About this exercise
On the basis of the records below, report how many lines contain the word "hint". Nothing else should be given.

Records contained in a dataset:
━━━━━━━━━━━━━━━━

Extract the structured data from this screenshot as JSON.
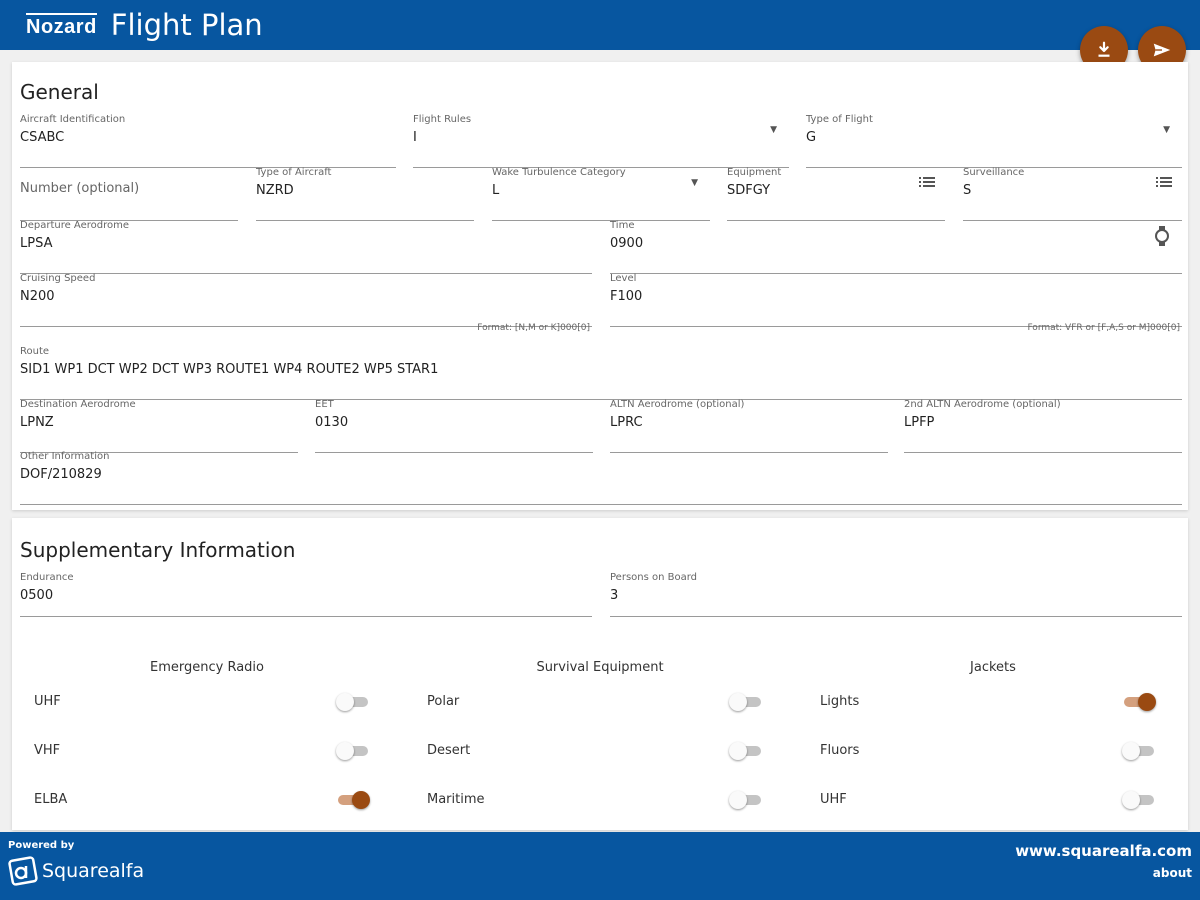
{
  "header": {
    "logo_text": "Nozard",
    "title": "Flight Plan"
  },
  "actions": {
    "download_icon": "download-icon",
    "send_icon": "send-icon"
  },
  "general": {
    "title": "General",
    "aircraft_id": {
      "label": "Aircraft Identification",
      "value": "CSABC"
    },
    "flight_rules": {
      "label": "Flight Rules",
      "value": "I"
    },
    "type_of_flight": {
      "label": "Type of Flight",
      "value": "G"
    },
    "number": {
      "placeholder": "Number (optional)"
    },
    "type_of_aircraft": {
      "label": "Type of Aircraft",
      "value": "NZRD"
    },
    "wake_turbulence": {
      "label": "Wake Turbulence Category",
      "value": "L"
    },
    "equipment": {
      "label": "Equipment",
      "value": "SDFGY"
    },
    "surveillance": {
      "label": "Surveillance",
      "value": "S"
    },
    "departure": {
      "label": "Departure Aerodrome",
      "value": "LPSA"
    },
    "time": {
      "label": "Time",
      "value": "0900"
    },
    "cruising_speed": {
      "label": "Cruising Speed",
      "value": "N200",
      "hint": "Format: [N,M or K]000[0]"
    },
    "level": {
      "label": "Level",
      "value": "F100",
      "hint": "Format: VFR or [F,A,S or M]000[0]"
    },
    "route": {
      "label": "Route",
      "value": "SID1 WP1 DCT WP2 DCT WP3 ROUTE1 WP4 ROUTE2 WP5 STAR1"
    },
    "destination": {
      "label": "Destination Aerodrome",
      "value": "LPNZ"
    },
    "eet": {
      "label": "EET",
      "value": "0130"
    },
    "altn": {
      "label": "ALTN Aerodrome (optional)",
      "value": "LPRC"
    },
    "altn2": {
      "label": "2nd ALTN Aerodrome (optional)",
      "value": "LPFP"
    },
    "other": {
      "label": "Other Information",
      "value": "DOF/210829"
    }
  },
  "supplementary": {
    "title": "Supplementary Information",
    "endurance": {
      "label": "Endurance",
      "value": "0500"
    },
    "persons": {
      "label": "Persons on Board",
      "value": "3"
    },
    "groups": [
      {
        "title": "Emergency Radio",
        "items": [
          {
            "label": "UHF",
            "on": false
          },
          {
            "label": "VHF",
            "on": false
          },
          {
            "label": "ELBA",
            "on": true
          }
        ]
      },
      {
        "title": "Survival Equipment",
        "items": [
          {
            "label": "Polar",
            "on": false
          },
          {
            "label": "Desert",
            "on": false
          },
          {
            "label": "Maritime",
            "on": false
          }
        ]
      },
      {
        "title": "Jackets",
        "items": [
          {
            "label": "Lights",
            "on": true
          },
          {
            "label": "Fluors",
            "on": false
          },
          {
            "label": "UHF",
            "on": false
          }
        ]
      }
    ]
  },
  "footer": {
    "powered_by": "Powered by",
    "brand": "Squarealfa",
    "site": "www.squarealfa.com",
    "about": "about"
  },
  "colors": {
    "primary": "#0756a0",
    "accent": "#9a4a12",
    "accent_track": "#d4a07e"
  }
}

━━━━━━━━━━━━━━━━

Output below
2